━━━ MATERIAL TO PROCESS ━━━

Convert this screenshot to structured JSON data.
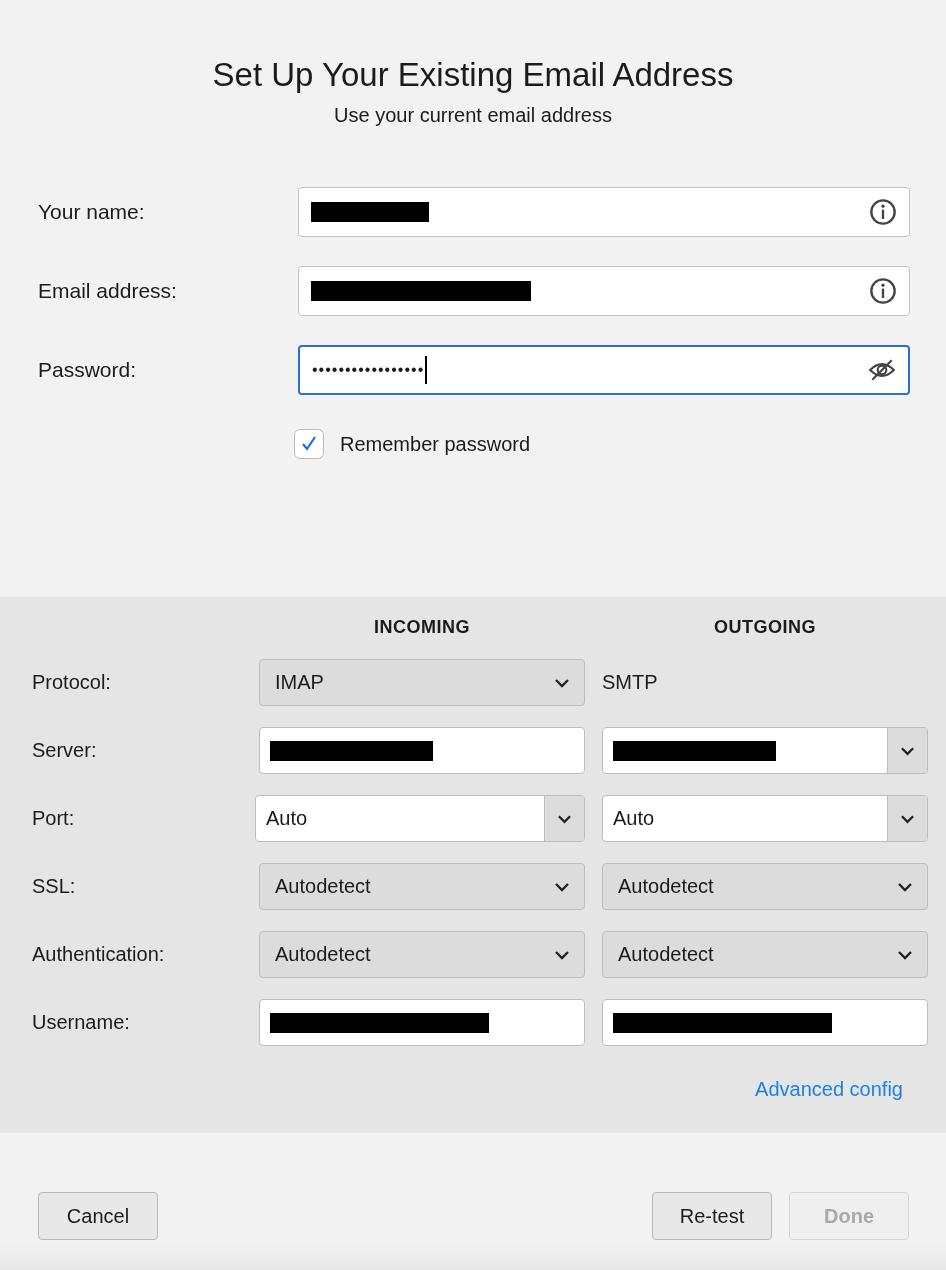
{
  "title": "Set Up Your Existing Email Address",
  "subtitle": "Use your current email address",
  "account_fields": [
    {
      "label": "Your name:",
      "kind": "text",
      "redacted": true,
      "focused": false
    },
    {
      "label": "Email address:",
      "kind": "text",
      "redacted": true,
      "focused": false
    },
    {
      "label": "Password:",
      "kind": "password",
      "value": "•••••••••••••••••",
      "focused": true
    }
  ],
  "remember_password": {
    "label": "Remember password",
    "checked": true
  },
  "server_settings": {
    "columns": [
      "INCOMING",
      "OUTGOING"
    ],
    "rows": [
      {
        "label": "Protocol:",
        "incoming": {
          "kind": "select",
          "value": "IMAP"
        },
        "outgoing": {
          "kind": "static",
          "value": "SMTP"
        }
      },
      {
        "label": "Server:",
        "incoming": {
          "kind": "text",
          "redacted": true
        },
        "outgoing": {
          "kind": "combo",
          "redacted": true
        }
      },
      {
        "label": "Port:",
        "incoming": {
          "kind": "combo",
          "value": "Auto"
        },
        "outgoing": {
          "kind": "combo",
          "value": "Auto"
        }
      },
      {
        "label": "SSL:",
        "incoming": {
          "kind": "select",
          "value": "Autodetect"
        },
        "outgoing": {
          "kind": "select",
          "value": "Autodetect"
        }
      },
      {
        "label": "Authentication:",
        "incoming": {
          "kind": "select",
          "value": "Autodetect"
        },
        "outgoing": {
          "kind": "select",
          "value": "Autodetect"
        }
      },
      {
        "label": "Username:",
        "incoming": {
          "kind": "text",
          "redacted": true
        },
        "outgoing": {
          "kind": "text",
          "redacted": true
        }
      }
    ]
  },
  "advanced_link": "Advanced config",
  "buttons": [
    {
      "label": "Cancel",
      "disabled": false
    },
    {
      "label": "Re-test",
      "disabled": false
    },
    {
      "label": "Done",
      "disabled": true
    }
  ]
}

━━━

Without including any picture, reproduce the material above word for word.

**ANSWER TO THIS EXERCISE**
Convert this screenshot to structured JSON data.
{
  "title": "Set Up Your Existing Email Address",
  "subtitle": "Use your current email address",
  "account_fields": [
    {
      "label": "Your name:",
      "kind": "text",
      "redacted": true,
      "focused": false
    },
    {
      "label": "Email address:",
      "kind": "text",
      "redacted": true,
      "focused": false
    },
    {
      "label": "Password:",
      "kind": "password",
      "value": "•••••••••••••••••",
      "focused": true
    }
  ],
  "remember_password": {
    "label": "Remember password",
    "checked": true
  },
  "server_settings": {
    "columns": [
      "INCOMING",
      "OUTGOING"
    ],
    "rows": [
      {
        "label": "Protocol:",
        "incoming": {
          "kind": "select",
          "value": "IMAP"
        },
        "outgoing": {
          "kind": "static",
          "value": "SMTP"
        }
      },
      {
        "label": "Server:",
        "incoming": {
          "kind": "text",
          "redacted": true
        },
        "outgoing": {
          "kind": "combo",
          "redacted": true
        }
      },
      {
        "label": "Port:",
        "incoming": {
          "kind": "combo",
          "value": "Auto"
        },
        "outgoing": {
          "kind": "combo",
          "value": "Auto"
        }
      },
      {
        "label": "SSL:",
        "incoming": {
          "kind": "select",
          "value": "Autodetect"
        },
        "outgoing": {
          "kind": "select",
          "value": "Autodetect"
        }
      },
      {
        "label": "Authentication:",
        "incoming": {
          "kind": "select",
          "value": "Autodetect"
        },
        "outgoing": {
          "kind": "select",
          "value": "Autodetect"
        }
      },
      {
        "label": "Username:",
        "incoming": {
          "kind": "text",
          "redacted": true
        },
        "outgoing": {
          "kind": "text",
          "redacted": true
        }
      }
    ]
  },
  "advanced_link": "Advanced config",
  "buttons": [
    {
      "label": "Cancel",
      "disabled": false
    },
    {
      "label": "Re-test",
      "disabled": false
    },
    {
      "label": "Done",
      "disabled": true
    }
  ]
}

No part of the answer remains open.